Jump to Content

Anderson v. Babbitt

ELR Citation: 31 ELR 20239
Nos. No. 98-36150, 230 F.3d 1158/(9th Cir., 10/30/2000)

The court holds that the exhaustion requirements of 43 C.F.R. §4.21(c) do not bar a district court from considering a colorable due process challenge to the procedures followed by the administrative law judge (ALJ) and the Interior Board of Indian Appeals (IBIA) in a pending Indian probate proceeding, but nevertheless affirms the dismissal of a woman's due process complaint for lack of subject matter jurisdiction. The case arose after the daughter of a deceased Native American moved to deny a creditor's claim from the deceased's estate and to set aside the will. The ALJ treated both motions as motions for summary judgment and denied them both. The IBIA then affirmed the ALJ's denial insofar as her motions sought to set aside the deceased's will in advance of a hearing. The daughter appealed, arguing that the IBIA violated her constitutional right to due process by failing to follow mandatory procedures in affirming the denial of her motion for summary judgment. The district court dismissed her complaint for lack of subject matter jurisdiction or, in the alternative, failure to state a claim.

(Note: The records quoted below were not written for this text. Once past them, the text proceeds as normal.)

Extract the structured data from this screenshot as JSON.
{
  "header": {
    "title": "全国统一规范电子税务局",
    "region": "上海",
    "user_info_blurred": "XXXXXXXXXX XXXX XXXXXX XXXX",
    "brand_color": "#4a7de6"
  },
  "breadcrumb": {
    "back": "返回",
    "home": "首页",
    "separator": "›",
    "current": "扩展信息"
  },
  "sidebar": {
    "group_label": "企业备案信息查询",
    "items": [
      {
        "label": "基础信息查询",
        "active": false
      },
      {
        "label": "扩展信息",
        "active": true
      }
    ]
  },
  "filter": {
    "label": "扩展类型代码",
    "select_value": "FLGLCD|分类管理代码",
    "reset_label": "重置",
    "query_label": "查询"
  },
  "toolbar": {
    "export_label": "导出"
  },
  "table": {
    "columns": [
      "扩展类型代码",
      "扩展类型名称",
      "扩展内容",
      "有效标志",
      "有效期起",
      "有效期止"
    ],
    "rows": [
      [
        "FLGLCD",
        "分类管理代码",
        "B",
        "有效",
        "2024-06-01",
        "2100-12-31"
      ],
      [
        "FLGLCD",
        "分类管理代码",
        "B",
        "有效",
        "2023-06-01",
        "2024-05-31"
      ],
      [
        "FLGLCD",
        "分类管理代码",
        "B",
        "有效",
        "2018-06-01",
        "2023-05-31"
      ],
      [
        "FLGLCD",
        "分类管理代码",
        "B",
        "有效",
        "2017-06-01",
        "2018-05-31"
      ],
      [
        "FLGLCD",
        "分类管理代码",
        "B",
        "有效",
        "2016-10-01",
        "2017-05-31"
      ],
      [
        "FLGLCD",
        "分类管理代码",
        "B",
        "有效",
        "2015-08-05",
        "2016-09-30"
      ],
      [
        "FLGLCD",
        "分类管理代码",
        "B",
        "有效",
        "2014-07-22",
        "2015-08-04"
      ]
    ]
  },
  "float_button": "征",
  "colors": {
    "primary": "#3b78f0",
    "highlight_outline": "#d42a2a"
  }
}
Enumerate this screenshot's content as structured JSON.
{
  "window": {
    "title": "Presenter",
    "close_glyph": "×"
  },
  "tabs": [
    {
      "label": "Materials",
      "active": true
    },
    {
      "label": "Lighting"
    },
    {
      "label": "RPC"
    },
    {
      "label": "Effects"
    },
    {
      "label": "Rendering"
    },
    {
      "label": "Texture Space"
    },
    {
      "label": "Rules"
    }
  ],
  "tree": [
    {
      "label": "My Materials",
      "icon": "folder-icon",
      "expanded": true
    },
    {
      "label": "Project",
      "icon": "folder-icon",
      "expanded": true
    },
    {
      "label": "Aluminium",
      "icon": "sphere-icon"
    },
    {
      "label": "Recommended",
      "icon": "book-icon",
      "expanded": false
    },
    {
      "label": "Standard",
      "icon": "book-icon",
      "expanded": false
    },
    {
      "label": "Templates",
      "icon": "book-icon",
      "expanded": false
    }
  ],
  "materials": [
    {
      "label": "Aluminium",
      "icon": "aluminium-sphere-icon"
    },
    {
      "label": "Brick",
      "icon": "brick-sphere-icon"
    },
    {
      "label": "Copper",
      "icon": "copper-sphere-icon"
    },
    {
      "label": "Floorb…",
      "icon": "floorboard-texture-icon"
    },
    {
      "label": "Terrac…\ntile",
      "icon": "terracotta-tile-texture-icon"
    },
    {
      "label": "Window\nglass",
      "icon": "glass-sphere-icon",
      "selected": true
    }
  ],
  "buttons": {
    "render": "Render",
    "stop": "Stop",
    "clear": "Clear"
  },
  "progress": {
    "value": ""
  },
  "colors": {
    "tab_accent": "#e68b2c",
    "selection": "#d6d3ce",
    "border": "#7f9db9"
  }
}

The court first holds that the exhaustion requirements of 43 C.F.R. §4.21(c) do not bar the filing of a colorable due process claim in federal court regarding pending Indian probate proceedings. The regulation does not contain sweeping and direct statutory language that goes beyond a requirement that only exhausted claims be brought. The court next holds that a plaintiff may bring a constitutional claim without first exhausting her administrative remedies if the constitutional claim is collateral to a substantive claim of entitlement, colorable, and one whose resolution would not serve the purposes of exhaustion. Applying these factors to the instant case, the court then holds that the daughter's due process claim is not excepted from the exhaustion requirements. Her claim that the IBIA failed to follow regulations in affirming the ALJ's denial of her motion for summary judgment is clearly collateral to her substantive claim of entitlement to her father's estate. Nevertheless, she failed to make a showing of a colorable constitutional claim and failed to demonstrate that further proceedings would be objectively futile. Last, the court holds that the daughter failed to demonstrate that the IBIA's actions constituted a failure to act sufficient to confer jurisdiction under 5 U.S.C. §706.

The full text of this opinion is available from ELR (11 pp., ELR Order No. L-290).

Counsel for Plaintiff
David B. Knodel
Law Offices of David B. Knodel
3419 Pacific Ave., Tacoma WA 98418
(253) 471-8721

Counsel for Defendant
Mark Chutkow, Ass't U.S. Attorney
U.S. Attorney's Office
3600 Sea-First Plaza Bldg.
800 5th Ave., Rm. 3601, Seattle WA 98104
(206) 553-7970